How to complete this task:
State how many lines in the records below contain the word "true". Nothing else is needed.
▶
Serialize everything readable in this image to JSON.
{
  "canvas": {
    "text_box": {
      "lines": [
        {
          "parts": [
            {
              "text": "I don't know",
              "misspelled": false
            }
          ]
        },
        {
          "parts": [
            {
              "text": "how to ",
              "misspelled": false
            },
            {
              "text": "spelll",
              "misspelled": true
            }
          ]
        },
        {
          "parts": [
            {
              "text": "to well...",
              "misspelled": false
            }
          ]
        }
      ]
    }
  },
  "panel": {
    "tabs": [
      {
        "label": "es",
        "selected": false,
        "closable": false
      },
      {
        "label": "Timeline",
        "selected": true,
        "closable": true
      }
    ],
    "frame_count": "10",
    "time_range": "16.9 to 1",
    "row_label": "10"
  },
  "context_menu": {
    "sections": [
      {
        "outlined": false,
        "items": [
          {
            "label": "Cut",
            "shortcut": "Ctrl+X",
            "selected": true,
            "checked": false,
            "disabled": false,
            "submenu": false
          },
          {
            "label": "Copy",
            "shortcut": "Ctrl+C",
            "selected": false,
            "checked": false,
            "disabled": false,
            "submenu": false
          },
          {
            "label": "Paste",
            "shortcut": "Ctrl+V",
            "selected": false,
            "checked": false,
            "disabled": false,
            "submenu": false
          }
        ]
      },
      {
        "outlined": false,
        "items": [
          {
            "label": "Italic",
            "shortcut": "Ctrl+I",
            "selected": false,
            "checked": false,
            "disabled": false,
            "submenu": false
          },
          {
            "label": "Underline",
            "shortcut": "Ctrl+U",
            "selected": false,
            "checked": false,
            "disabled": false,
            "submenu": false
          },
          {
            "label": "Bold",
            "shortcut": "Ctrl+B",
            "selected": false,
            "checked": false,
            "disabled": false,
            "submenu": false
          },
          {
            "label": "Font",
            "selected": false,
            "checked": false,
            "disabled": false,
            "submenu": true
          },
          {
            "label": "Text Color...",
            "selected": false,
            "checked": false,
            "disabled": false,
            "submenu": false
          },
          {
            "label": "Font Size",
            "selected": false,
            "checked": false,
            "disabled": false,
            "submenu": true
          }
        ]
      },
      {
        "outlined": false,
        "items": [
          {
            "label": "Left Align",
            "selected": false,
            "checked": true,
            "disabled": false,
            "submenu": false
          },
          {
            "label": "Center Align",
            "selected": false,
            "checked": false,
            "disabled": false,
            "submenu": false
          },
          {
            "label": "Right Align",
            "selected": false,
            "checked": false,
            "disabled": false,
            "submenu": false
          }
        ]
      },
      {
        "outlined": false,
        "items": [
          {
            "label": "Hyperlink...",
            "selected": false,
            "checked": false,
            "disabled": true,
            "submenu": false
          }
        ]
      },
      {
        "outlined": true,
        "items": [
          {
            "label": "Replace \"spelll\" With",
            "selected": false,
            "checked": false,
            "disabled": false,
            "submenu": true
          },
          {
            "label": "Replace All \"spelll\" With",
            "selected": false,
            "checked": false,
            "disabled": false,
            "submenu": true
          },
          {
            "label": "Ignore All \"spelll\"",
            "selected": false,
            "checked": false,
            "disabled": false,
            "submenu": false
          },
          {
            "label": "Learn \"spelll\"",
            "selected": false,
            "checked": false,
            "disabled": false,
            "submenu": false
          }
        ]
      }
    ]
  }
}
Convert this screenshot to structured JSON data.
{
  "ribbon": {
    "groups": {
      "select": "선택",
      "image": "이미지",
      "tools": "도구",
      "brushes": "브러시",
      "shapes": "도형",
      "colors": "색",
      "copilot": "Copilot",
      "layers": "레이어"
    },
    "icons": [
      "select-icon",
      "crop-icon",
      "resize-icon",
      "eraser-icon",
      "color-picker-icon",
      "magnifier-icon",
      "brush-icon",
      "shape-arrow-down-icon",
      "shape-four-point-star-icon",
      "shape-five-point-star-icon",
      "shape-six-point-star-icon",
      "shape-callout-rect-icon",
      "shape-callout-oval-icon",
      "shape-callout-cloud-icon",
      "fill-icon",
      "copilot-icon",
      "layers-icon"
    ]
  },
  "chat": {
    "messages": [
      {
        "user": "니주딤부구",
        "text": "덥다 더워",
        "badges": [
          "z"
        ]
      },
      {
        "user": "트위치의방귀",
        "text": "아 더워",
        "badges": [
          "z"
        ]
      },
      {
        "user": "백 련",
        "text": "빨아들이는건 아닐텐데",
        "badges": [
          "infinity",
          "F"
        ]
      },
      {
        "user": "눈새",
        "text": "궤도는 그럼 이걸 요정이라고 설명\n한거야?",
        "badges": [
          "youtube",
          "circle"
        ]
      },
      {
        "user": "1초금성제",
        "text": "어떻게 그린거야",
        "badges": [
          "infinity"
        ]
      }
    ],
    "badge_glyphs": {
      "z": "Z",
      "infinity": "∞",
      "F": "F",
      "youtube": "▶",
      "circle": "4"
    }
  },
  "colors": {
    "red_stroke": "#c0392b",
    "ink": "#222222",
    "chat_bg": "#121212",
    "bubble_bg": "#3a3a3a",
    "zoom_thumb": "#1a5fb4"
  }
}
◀
Reply:
11